The problem = Output an exact reproduction of the data.
┄┄┄┄┄┄┄┄┄┄┄┄┄┄┄┄┄┄┄┄
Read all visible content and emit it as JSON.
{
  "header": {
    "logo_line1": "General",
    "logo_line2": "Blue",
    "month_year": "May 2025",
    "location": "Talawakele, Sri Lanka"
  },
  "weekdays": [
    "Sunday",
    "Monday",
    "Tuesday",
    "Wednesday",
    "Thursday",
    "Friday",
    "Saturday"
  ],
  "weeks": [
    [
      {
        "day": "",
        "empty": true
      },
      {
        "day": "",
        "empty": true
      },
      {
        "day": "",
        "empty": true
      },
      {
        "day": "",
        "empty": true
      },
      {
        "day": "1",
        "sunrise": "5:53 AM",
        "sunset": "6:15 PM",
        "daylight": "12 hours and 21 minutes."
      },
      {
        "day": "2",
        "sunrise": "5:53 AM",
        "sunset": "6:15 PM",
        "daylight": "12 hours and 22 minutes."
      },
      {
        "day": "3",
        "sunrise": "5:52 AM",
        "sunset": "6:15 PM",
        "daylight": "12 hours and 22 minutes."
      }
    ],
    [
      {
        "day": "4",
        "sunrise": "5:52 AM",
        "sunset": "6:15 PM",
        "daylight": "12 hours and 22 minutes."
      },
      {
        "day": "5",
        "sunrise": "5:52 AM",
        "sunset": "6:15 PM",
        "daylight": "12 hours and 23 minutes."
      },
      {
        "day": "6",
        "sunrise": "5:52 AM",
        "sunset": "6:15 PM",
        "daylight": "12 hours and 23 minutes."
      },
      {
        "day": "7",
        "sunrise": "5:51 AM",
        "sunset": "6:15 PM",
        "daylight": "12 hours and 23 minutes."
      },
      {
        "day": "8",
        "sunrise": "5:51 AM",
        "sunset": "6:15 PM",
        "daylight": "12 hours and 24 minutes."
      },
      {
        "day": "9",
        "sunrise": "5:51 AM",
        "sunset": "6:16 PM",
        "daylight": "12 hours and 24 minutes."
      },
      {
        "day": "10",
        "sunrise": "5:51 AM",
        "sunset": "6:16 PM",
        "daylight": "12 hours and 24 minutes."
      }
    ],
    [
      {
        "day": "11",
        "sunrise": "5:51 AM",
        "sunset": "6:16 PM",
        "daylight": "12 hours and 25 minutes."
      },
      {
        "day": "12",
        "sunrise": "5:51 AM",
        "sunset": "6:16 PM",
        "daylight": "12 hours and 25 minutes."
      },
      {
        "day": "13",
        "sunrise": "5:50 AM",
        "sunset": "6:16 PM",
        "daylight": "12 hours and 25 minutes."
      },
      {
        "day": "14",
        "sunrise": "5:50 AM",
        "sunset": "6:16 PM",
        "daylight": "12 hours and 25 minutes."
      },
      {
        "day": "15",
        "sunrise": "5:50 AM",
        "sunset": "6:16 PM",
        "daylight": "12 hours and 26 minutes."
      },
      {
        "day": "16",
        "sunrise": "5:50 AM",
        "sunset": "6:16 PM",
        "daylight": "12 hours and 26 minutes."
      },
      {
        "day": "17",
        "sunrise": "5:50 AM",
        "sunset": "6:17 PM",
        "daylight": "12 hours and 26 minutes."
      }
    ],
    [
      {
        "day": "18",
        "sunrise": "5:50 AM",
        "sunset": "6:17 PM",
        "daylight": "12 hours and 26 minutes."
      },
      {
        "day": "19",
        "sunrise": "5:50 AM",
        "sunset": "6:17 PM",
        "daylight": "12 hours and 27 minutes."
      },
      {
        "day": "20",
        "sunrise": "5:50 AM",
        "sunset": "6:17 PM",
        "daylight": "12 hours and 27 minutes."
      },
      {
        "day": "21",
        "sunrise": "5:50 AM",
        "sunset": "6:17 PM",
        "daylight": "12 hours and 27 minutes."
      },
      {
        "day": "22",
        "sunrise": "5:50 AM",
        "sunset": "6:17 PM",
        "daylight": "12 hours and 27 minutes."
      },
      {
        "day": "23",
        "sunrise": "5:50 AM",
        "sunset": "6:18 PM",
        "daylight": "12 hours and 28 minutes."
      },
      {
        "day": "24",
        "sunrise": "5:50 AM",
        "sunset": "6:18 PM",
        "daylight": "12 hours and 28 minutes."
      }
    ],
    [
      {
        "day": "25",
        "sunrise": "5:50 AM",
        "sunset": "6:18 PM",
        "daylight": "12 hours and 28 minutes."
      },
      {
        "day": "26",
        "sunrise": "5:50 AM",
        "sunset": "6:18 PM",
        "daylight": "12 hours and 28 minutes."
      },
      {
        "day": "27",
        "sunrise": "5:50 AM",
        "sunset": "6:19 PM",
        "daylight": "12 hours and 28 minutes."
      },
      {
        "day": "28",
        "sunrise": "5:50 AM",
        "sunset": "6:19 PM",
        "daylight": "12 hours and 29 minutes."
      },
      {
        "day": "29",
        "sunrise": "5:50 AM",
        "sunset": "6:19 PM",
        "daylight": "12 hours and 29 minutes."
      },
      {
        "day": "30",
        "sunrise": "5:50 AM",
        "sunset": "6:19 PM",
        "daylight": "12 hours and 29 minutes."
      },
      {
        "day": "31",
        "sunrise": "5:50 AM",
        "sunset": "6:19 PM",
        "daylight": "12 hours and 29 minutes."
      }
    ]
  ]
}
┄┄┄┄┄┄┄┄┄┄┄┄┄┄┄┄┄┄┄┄
Output for this task =
Read all visible content and emit it as JSON.
{
  "header": {
    "logo_line1": "General",
    "logo_line2": "Blue",
    "month_year": "May 2025",
    "location": "Talawakele, Sri Lanka"
  },
  "weekdays": [
    "Sunday",
    "Monday",
    "Tuesday",
    "Wednesday",
    "Thursday",
    "Friday",
    "Saturday"
  ],
  "weeks": [
    [
      {
        "day": "",
        "empty": true
      },
      {
        "day": "",
        "empty": true
      },
      {
        "day": "",
        "empty": true
      },
      {
        "day": "",
        "empty": true
      },
      {
        "day": "1",
        "sunrise": "5:53 AM",
        "sunset": "6:15 PM",
        "daylight": "12 hours and 21 minutes."
      },
      {
        "day": "2",
        "sunrise": "5:53 AM",
        "sunset": "6:15 PM",
        "daylight": "12 hours and 22 minutes."
      },
      {
        "day": "3",
        "sunrise": "5:52 AM",
        "sunset": "6:15 PM",
        "daylight": "12 hours and 22 minutes."
      }
    ],
    [
      {
        "day": "4",
        "sunrise": "5:52 AM",
        "sunset": "6:15 PM",
        "daylight": "12 hours and 22 minutes."
      },
      {
        "day": "5",
        "sunrise": "5:52 AM",
        "sunset": "6:15 PM",
        "daylight": "12 hours and 23 minutes."
      },
      {
        "day": "6",
        "sunrise": "5:52 AM",
        "sunset": "6:15 PM",
        "daylight": "12 hours and 23 minutes."
      },
      {
        "day": "7",
        "sunrise": "5:51 AM",
        "sunset": "6:15 PM",
        "daylight": "12 hours and 23 minutes."
      },
      {
        "day": "8",
        "sunrise": "5:51 AM",
        "sunset": "6:15 PM",
        "daylight": "12 hours and 24 minutes."
      },
      {
        "day": "9",
        "sunrise": "5:51 AM",
        "sunset": "6:16 PM",
        "daylight": "12 hours and 24 minutes."
      },
      {
        "day": "10",
        "sunrise": "5:51 AM",
        "sunset": "6:16 PM",
        "daylight": "12 hours and 24 minutes."
      }
    ],
    [
      {
        "day": "11",
        "sunrise": "5:51 AM",
        "sunset": "6:16 PM",
        "daylight": "12 hours and 25 minutes."
      },
      {
        "day": "12",
        "sunrise": "5:51 AM",
        "sunset": "6:16 PM",
        "daylight": "12 hours and 25 minutes."
      },
      {
        "day": "13",
        "sunrise": "5:50 AM",
        "sunset": "6:16 PM",
        "daylight": "12 hours and 25 minutes."
      },
      {
        "day": "14",
        "sunrise": "5:50 AM",
        "sunset": "6:16 PM",
        "daylight": "12 hours and 25 minutes."
      },
      {
        "day": "15",
        "sunrise": "5:50 AM",
        "sunset": "6:16 PM",
        "daylight": "12 hours and 26 minutes."
      },
      {
        "day": "16",
        "sunrise": "5:50 AM",
        "sunset": "6:16 PM",
        "daylight": "12 hours and 26 minutes."
      },
      {
        "day": "17",
        "sunrise": "5:50 AM",
        "sunset": "6:17 PM",
        "daylight": "12 hours and 26 minutes."
      }
    ],
    [
      {
        "day": "18",
        "sunrise": "5:50 AM",
        "sunset": "6:17 PM",
        "daylight": "12 hours and 26 minutes."
      },
      {
        "day": "19",
        "sunrise": "5:50 AM",
        "sunset": "6:17 PM",
        "daylight": "12 hours and 27 minutes."
      },
      {
        "day": "20",
        "sunrise": "5:50 AM",
        "sunset": "6:17 PM",
        "daylight": "12 hours and 27 minutes."
      },
      {
        "day": "21",
        "sunrise": "5:50 AM",
        "sunset": "6:17 PM",
        "daylight": "12 hours and 27 minutes."
      },
      {
        "day": "22",
        "sunrise": "5:50 AM",
        "sunset": "6:17 PM",
        "daylight": "12 hours and 27 minutes."
      },
      {
        "day": "23",
        "sunrise": "5:50 AM",
        "sunset": "6:18 PM",
        "daylight": "12 hours and 28 minutes."
      },
      {
        "day": "24",
        "sunrise": "5:50 AM",
        "sunset": "6:18 PM",
        "daylight": "12 hours and 28 minutes."
      }
    ],
    [
      {
        "day": "25",
        "sunrise": "5:50 AM",
        "sunset": "6:18 PM",
        "daylight": "12 hours and 28 minutes."
      },
      {
        "day": "26",
        "sunrise": "5:50 AM",
        "sunset": "6:18 PM",
        "daylight": "12 hours and 28 minutes."
      },
      {
        "day": "27",
        "sunrise": "5:50 AM",
        "sunset": "6:19 PM",
        "daylight": "12 hours and 28 minutes."
      },
      {
        "day": "28",
        "sunrise": "5:50 AM",
        "sunset": "6:19 PM",
        "daylight": "12 hours and 29 minutes."
      },
      {
        "day": "29",
        "sunrise": "5:50 AM",
        "sunset": "6:19 PM",
        "daylight": "12 hours and 29 minutes."
      },
      {
        "day": "30",
        "sunrise": "5:50 AM",
        "sunset": "6:19 PM",
        "daylight": "12 hours and 29 minutes."
      },
      {
        "day": "31",
        "sunrise": "5:50 AM",
        "sunset": "6:19 PM",
        "daylight": "12 hours and 29 minutes."
      }
    ]
  ]
}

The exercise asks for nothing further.